### Exercise description
For the records below, tally the lines that include the word "sheet" and report the number alone.

---------- Available records

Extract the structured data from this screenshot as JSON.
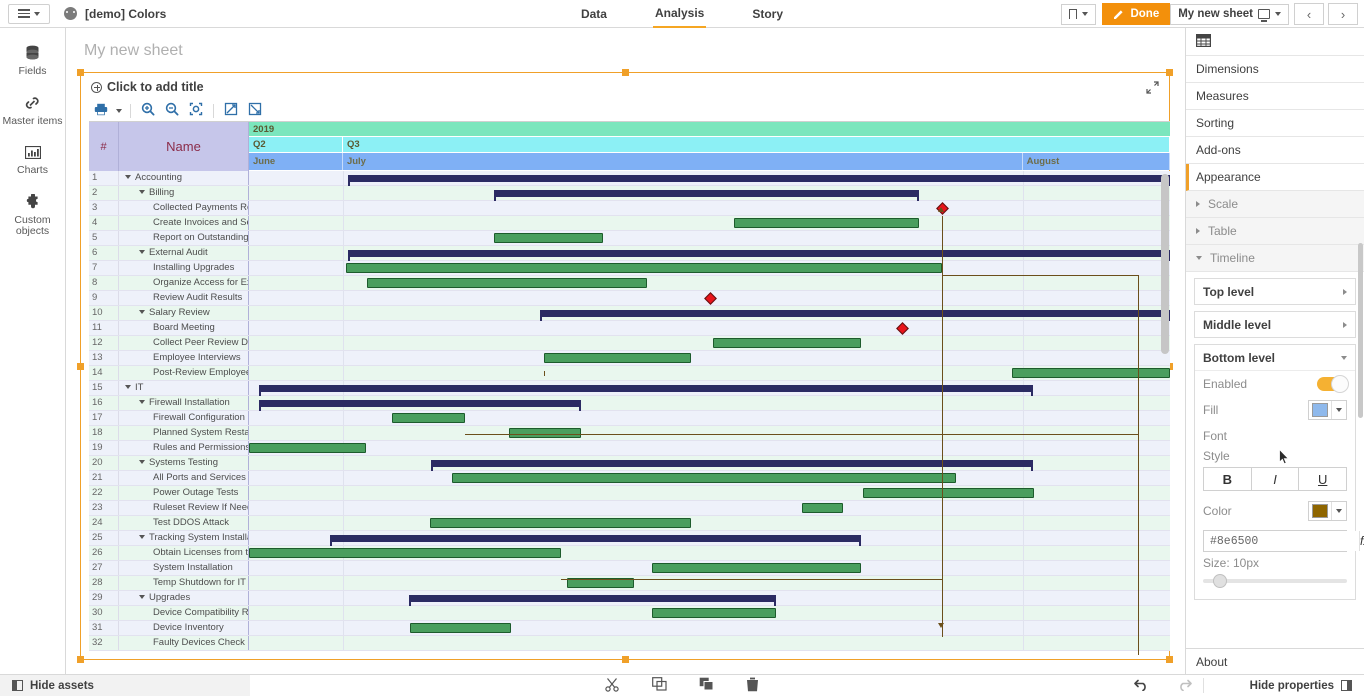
{
  "topbar": {
    "menu_icon": "hamburger-icon",
    "app_icon": "app-logo-icon",
    "app_title": "[demo] Colors",
    "nav": [
      {
        "label": "Data",
        "active": false
      },
      {
        "label": "Analysis",
        "active": true
      },
      {
        "label": "Story",
        "active": false
      }
    ],
    "bookmark_label": "",
    "done_label": "Done",
    "sheet_label": "My new sheet",
    "prev_label": "‹",
    "next_label": "›"
  },
  "rail": {
    "items": [
      {
        "label": "Fields",
        "icon": "database-icon"
      },
      {
        "label": "Master items",
        "icon": "link-icon"
      },
      {
        "label": "Charts",
        "icon": "bar-chart-icon"
      },
      {
        "label": "Custom objects",
        "icon": "puzzle-icon"
      }
    ]
  },
  "sheet": {
    "title": "My new sheet",
    "object_title": "Click to add title"
  },
  "gantt_toolbar": {
    "buttons": [
      {
        "name": "print-button",
        "icon": "printer-icon"
      },
      {
        "name": "zoom-in-button",
        "icon": "zoom-in-icon"
      },
      {
        "name": "zoom-out-button",
        "icon": "zoom-out-icon"
      },
      {
        "name": "fit-button",
        "icon": "fit-screen-icon"
      },
      {
        "name": "expand-all-button",
        "icon": "expand-all-icon"
      },
      {
        "name": "collapse-all-button",
        "icon": "collapse-all-icon"
      }
    ]
  },
  "chart_data": {
    "type": "bar",
    "subtype": "gantt",
    "title": "",
    "columns": [
      "#",
      "Name"
    ],
    "timeline": {
      "top_level": [
        {
          "label": "2019",
          "start": 0,
          "end": 1
        }
      ],
      "middle_level": [
        {
          "label": "Q2",
          "start": 0,
          "end": 0.102
        },
        {
          "label": "Q3",
          "start": 0.102,
          "end": 1
        }
      ],
      "bottom_level": [
        {
          "label": "June",
          "start": 0,
          "end": 0.102
        },
        {
          "label": "July",
          "start": 0.102,
          "end": 0.84
        },
        {
          "label": "August",
          "start": 0.84,
          "end": 1
        }
      ]
    },
    "xlabel": "",
    "ylabel": "",
    "rows": [
      {
        "n": 1,
        "name": "Accounting",
        "indent": 0,
        "collapsible": true,
        "type": "summary",
        "start": 0.107,
        "end": 1.0
      },
      {
        "n": 2,
        "name": "Billing",
        "indent": 1,
        "collapsible": true,
        "type": "summary",
        "start": 0.266,
        "end": 0.727
      },
      {
        "n": 3,
        "name": "Collected Payments Review",
        "indent": 2,
        "collapsible": false,
        "type": "milestone",
        "start": 0.752
      },
      {
        "n": 4,
        "name": "Create Invoices and Send Invoices",
        "indent": 2,
        "collapsible": false,
        "type": "task",
        "start": 0.527,
        "end": 0.728
      },
      {
        "n": 5,
        "name": "Report on Outstanding Collections",
        "indent": 2,
        "collapsible": false,
        "type": "task",
        "start": 0.266,
        "end": 0.384
      },
      {
        "n": 6,
        "name": "External Audit",
        "indent": 1,
        "collapsible": true,
        "type": "summary",
        "start": 0.107,
        "end": 1.0
      },
      {
        "n": 7,
        "name": "Installing Upgrades",
        "indent": 2,
        "collapsible": false,
        "type": "task",
        "start": 0.105,
        "end": 0.752
      },
      {
        "n": 8,
        "name": "Organize Access for External Auditors",
        "indent": 2,
        "collapsible": false,
        "type": "task",
        "start": 0.128,
        "end": 0.432
      },
      {
        "n": 9,
        "name": "Review Audit Results",
        "indent": 2,
        "collapsible": false,
        "type": "milestone",
        "start": 0.5
      },
      {
        "n": 10,
        "name": "Salary Review",
        "indent": 1,
        "collapsible": true,
        "type": "summary",
        "start": 0.316,
        "end": 1.0
      },
      {
        "n": 11,
        "name": "Board Meeting",
        "indent": 2,
        "collapsible": false,
        "type": "milestone",
        "start": 0.709
      },
      {
        "n": 12,
        "name": "Collect Peer Review Data",
        "indent": 2,
        "collapsible": false,
        "type": "task",
        "start": 0.504,
        "end": 0.665
      },
      {
        "n": 13,
        "name": "Employee Interviews",
        "indent": 2,
        "collapsible": false,
        "type": "task",
        "start": 0.32,
        "end": 0.48
      },
      {
        "n": 14,
        "name": "Post-Review Employee Interviews",
        "indent": 2,
        "collapsible": false,
        "type": "task",
        "start": 0.828,
        "end": 1.0
      },
      {
        "n": 15,
        "name": "IT",
        "indent": 0,
        "collapsible": true,
        "type": "summary",
        "start": 0.011,
        "end": 0.851
      },
      {
        "n": 16,
        "name": "Firewall Installation",
        "indent": 1,
        "collapsible": true,
        "type": "summary",
        "start": 0.011,
        "end": 0.36
      },
      {
        "n": 17,
        "name": "Firewall Configuration",
        "indent": 2,
        "collapsible": false,
        "type": "task",
        "start": 0.155,
        "end": 0.234
      },
      {
        "n": 18,
        "name": "Planned System Restart",
        "indent": 2,
        "collapsible": false,
        "type": "task",
        "start": 0.282,
        "end": 0.36
      },
      {
        "n": 19,
        "name": "Rules and Permissions Audit",
        "indent": 2,
        "collapsible": false,
        "type": "task",
        "start": 0.0,
        "end": 0.127
      },
      {
        "n": 20,
        "name": "Systems Testing",
        "indent": 1,
        "collapsible": true,
        "type": "summary",
        "start": 0.198,
        "end": 0.851
      },
      {
        "n": 21,
        "name": "All Ports and Services Testing",
        "indent": 2,
        "collapsible": false,
        "type": "task",
        "start": 0.22,
        "end": 0.768
      },
      {
        "n": 22,
        "name": "Power Outage Tests",
        "indent": 2,
        "collapsible": false,
        "type": "task",
        "start": 0.667,
        "end": 0.852
      },
      {
        "n": 23,
        "name": "Ruleset Review If Needed",
        "indent": 2,
        "collapsible": false,
        "type": "task",
        "start": 0.6,
        "end": 0.645
      },
      {
        "n": 24,
        "name": "Test DDOS Attack",
        "indent": 2,
        "collapsible": false,
        "type": "task",
        "start": 0.197,
        "end": 0.48
      },
      {
        "n": 25,
        "name": "Tracking System Installation",
        "indent": 1,
        "collapsible": true,
        "type": "summary",
        "start": 0.088,
        "end": 0.665
      },
      {
        "n": 26,
        "name": "Obtain Licenses from the Vendor",
        "indent": 2,
        "collapsible": false,
        "type": "task",
        "start": 0.0,
        "end": 0.339
      },
      {
        "n": 27,
        "name": "System Installation",
        "indent": 2,
        "collapsible": false,
        "type": "task",
        "start": 0.438,
        "end": 0.665
      },
      {
        "n": 28,
        "name": "Temp Shutdown for IT Audit",
        "indent": 2,
        "collapsible": false,
        "type": "task",
        "start": 0.345,
        "end": 0.418
      },
      {
        "n": 29,
        "name": "Upgrades",
        "indent": 1,
        "collapsible": true,
        "type": "summary",
        "start": 0.174,
        "end": 0.572
      },
      {
        "n": 30,
        "name": "Device Compatibility Review",
        "indent": 2,
        "collapsible": false,
        "type": "task",
        "start": 0.438,
        "end": 0.572
      },
      {
        "n": 31,
        "name": "Device Inventory",
        "indent": 2,
        "collapsible": false,
        "type": "task",
        "start": 0.175,
        "end": 0.285
      },
      {
        "n": 32,
        "name": "Faulty Devices Check",
        "indent": 2,
        "collapsible": false,
        "type": "task",
        "start": 0.0,
        "end": 0.0
      }
    ],
    "colors": {
      "summary_bar": "#2b2b63",
      "task_bar": "#4a9e5e",
      "task_border": "#1d5c2c",
      "milestone": "#e8141b",
      "dependency": "#6b4f1b",
      "year_header": "#7be6bd",
      "quarter_header": "#8cf0f5",
      "month_header": "#7fb0f5",
      "row_even": "#eef1fa",
      "row_odd": "#e9f7ee"
    },
    "legend": []
  },
  "properties": {
    "header_icon": "table-chart-icon",
    "sections": [
      {
        "label": "Dimensions",
        "active": false
      },
      {
        "label": "Measures",
        "active": false
      },
      {
        "label": "Sorting",
        "active": false
      },
      {
        "label": "Add-ons",
        "active": false
      },
      {
        "label": "Appearance",
        "active": true
      }
    ],
    "subsections": [
      {
        "label": "Scale",
        "expanded": false
      },
      {
        "label": "Table",
        "expanded": false
      },
      {
        "label": "Timeline",
        "expanded": true
      }
    ],
    "timeline_levels": [
      {
        "label": "Top level",
        "expanded": false
      },
      {
        "label": "Middle level",
        "expanded": false
      },
      {
        "label": "Bottom level",
        "expanded": true
      }
    ],
    "bottom_level": {
      "enabled_label": "Enabled",
      "enabled_value": true,
      "fill_label": "Fill",
      "fill_color": "#8fb9ec",
      "font_label": "Font",
      "style_label": "Style",
      "style_bold": "B",
      "style_italic": "I",
      "style_underline": "U",
      "color_label": "Color",
      "color_value": "#8e6500",
      "color_input": "#8e6500",
      "fx_label": "fx",
      "size_label": "Size: 10px"
    },
    "about_label": "About"
  },
  "bottombar": {
    "hide_assets": "Hide assets",
    "tools": [
      {
        "name": "cut-button",
        "icon": "scissors-icon"
      },
      {
        "name": "copy-button",
        "icon": "copy-icon"
      },
      {
        "name": "paste-button",
        "icon": "paste-icon"
      },
      {
        "name": "delete-button",
        "icon": "trash-icon"
      }
    ],
    "undo": "undo-icon",
    "redo": "redo-icon",
    "hide_properties": "Hide properties"
  }
}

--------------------

### Solution to this exercise
3